*Exercise description*. How many lines below contain the word "PROYECTOKR"? Give only the number.

Start of Dataset extract

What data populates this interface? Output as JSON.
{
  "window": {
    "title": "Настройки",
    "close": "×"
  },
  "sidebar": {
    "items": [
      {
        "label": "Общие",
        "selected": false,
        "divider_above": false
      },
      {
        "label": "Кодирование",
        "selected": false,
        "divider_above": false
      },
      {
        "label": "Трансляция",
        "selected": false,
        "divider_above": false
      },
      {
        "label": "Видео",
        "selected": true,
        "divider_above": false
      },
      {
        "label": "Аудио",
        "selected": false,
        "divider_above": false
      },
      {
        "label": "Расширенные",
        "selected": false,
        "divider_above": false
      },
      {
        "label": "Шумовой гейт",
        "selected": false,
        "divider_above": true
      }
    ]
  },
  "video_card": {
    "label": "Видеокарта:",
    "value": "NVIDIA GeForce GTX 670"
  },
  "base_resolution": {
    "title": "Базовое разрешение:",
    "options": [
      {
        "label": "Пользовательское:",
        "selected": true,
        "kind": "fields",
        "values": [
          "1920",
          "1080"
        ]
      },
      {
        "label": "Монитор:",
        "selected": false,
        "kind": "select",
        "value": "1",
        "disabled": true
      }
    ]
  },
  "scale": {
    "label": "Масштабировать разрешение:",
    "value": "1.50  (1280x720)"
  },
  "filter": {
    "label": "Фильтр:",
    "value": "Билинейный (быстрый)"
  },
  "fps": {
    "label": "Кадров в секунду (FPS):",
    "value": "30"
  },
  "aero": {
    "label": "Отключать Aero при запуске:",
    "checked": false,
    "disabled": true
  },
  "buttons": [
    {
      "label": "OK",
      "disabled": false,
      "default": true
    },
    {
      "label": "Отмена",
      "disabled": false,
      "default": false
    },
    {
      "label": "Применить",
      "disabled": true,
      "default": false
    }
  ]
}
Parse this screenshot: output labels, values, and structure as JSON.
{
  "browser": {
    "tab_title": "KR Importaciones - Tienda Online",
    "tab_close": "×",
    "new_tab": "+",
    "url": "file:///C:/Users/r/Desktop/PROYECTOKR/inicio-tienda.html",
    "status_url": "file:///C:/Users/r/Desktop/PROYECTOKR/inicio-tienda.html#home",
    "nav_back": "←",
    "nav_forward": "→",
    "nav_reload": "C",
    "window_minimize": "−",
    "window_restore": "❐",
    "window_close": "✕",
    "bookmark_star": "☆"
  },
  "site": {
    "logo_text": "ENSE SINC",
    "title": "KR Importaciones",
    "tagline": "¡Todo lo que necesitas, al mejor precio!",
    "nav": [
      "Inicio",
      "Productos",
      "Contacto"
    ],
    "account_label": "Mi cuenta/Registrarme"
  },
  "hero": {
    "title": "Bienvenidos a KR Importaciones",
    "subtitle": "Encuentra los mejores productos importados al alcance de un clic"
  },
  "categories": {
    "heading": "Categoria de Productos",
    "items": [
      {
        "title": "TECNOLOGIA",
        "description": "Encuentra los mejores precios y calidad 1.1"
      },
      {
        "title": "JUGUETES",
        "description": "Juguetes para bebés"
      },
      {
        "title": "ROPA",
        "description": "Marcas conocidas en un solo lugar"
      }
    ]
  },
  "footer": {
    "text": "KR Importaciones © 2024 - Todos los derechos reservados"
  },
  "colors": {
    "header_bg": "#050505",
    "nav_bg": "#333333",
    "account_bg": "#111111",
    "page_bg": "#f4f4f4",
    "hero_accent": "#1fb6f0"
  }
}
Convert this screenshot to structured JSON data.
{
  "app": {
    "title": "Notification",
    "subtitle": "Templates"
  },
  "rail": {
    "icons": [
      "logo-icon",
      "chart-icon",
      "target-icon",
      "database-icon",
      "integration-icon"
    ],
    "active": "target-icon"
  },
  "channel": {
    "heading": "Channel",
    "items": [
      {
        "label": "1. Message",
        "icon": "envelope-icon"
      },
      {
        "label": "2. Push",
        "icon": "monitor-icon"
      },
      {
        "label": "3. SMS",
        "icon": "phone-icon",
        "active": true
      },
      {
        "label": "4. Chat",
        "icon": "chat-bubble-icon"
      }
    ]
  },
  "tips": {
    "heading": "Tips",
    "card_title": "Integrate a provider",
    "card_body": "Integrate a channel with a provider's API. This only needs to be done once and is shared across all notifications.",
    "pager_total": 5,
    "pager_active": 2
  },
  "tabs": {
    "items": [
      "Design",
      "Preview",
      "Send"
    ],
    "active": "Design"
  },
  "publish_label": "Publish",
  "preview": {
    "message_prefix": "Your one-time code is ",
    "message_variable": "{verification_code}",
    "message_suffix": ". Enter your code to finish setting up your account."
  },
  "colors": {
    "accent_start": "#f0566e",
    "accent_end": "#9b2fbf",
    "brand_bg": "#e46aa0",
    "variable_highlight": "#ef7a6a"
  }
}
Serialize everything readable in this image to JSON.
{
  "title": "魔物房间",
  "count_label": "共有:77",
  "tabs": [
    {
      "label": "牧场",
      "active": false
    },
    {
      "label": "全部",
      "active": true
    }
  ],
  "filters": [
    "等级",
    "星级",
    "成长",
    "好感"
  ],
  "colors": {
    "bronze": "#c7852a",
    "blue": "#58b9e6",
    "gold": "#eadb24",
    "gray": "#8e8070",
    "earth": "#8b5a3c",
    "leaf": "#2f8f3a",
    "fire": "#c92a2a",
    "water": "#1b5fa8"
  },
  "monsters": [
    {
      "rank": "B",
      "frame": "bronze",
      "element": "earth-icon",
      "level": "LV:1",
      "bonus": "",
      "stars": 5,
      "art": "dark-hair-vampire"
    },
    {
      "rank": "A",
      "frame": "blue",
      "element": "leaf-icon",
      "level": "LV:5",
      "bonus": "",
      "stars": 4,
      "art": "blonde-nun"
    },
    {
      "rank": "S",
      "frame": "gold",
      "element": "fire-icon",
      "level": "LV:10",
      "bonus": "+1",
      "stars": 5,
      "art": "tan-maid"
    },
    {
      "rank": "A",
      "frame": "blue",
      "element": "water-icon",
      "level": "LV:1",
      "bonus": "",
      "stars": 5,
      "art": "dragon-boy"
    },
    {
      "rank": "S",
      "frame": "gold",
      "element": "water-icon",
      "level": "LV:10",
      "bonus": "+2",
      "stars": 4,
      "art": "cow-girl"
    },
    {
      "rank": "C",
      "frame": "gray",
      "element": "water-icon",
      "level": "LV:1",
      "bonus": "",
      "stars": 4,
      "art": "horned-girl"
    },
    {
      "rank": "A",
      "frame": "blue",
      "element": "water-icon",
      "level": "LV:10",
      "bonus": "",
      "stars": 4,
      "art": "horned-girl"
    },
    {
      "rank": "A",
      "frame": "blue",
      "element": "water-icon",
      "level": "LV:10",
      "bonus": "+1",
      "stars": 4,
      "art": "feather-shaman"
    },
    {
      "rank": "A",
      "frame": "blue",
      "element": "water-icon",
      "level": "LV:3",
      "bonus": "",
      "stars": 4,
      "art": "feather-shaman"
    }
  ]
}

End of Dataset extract

*Answer to this problem*. 2